Recognizing My Internal "Racism" As An Asian Woman Is The Only Way for Me to Fix It

When I wrote my story for xoJane, I did so to spark dialogue and because I know that honestly and brutally looking at my issues is the only way to go about changing myself and spurring debate.
Publish date:
September 4, 2012
IHTM, jenny an, internal racism

"I'm an Asian Woman and I Refuse to Ever Date an Asian Man" was an indictment of myself -- and an indictment of the racism exhibited every time minorities say, "I don't date my own race because..."

I can't tell you how many times I've heard that "Western features are just more attractive." When we accept that, we're willingly accepting White Supremacy -- the idea that being white is the cultural normal -- into our lives without questioning it.

Lots of minorities engage in this. And it's easy to hide behind "It's just personal preference" or we didn't like the culture we grew up in. I wanted to show that personal preference has much deeper implications.

Because let me blow your mind here: I've dated an Asian guy before. I know! Shocker! Writers create characters. Call it first-person character, a writerly persona, performance art, whatever. Stir in some strong statements to make it more bloggable, call it a troll if you will. Or call it saying: I'd never, ever, ever do this, but it's just, yeah, I don't do it all that often.

The character embodies thoughts of self-race annihilation I've considered, especially when I was younger, because it would take a lot stronger of a person than I am to never wonder, "Would my life have been easier if I were white?"

Because being a minority is a constant reminder that you're different, an outsider, whether it's when people catcall you in the street "ni hao" or when people's question on a job interview is, "What is your heritage?"

I wrote this story because I've also been that person who says, "Oh, I'd never date an Asian guy! It's just not my thing!" -- and I'm owning my shit. And that's just what it is. Not bragging rights. Not something to be proud of. But a reality. My own personal dumb shit that I've also heard from my Asian female (and male) friends before. I've heard a lot of Asian male friends complain about it.

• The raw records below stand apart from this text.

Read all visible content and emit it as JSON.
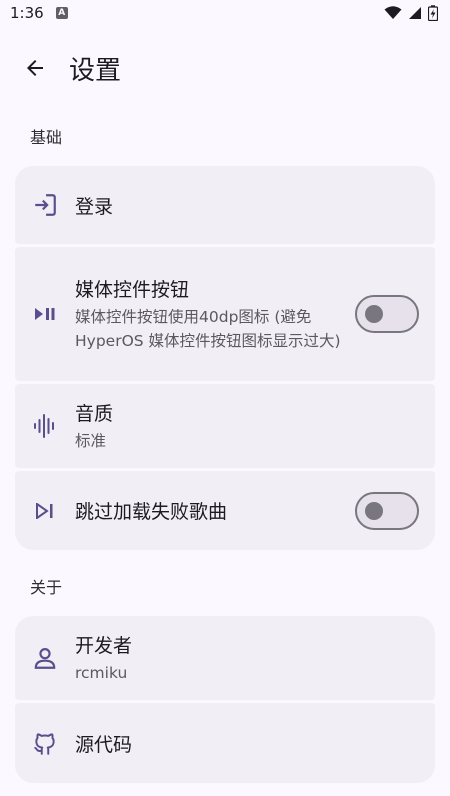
{
  "status_bar": {
    "time": "1:36",
    "badge": "A"
  },
  "header": {
    "title": "设置"
  },
  "sections": {
    "basic": {
      "label": "基础",
      "items": [
        {
          "title": "登录",
          "icon": "login-icon"
        },
        {
          "title": "媒体控件按钮",
          "subtitle": "媒体控件按钮使用40dp图标 (避免 HyperOS 媒体控件按钮图标显示过大)",
          "icon": "play-pause-icon",
          "switch_on": false
        },
        {
          "title": "音质",
          "subtitle": "标准",
          "icon": "sound-wave-icon"
        },
        {
          "title": "跳过加载失败歌曲",
          "icon": "skip-next-icon",
          "switch_on": false
        }
      ]
    },
    "about": {
      "label": "关于",
      "items": [
        {
          "title": "开发者",
          "subtitle": "rcmiku",
          "icon": "person-icon"
        },
        {
          "title": "源代码",
          "icon": "github-icon"
        }
      ]
    }
  },
  "colors": {
    "background": "#FCF8FF",
    "card": "#F2EEF6",
    "accent": "#5B4E8C"
  }
}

Lots of people don't realize that it's a manifestation of self-racism. I wanted to show that. To admit that when I say that, I was racist, too.

That is how racism works. It creates self-racism.


The Asian-American experience is different, and I wouldn't change my real-life upbringing. But I think that people shouldn't always have to love it all the time and should be allowed to say it without supposedly setting back the community.

I think people should be allowed to be disappointed at feeling different. It's a testament to the damaging power of racism.

And I think knowing what you're feeling when you say you prefer people who look differently than you -- is feeling that what you look like is less than.

The article is written not as a proclamation that being Asian is bad. It is written to know otherness and that often, that manifests in self-loathing.

I wish someone would have told me earlier that these feelings of otherness are normal, that you just have to recognize them and be truthful. That those feelings are internalized racism so you can resolve them to expunge yourself of it.

Until I could say out loud that I was racist toward Asians, I couldn't accept my Asian-American self.


The movies, magazines and culture at large proclaim that white is the norm, and that's dangerous. But it's even more dangerous to not acknowledge that it plays in our brains.

It's important to see how the world around us pushed minorities on their way toward "assimilation," that ridiculous "to celebrate" thing. To acknowledge that it is white norms telling us what is normal is the first step to breaking out of that internal racism. You have to know thy enemy.

Even when the enemy is thyself.

Of course it's destructive to think that white culture is all there is to culture. That's the fucking point of the story. I assumed we were at a place in race real-talk where it could be assumed that it's unhealthy. Apparently, not.

Nobody wants to be a racist. And by proclaiming my character as one, I thought I was stating that the position I was presenting was in the wrong. I didn't think I needed to unpack that one.


And on the note of Asian men specifically, clearly, they should be who they are. If there has ever been a case of, "It's not you, it's me" -- this is it. They should just not date girls with fucked up race issues. Yeah, don't do that.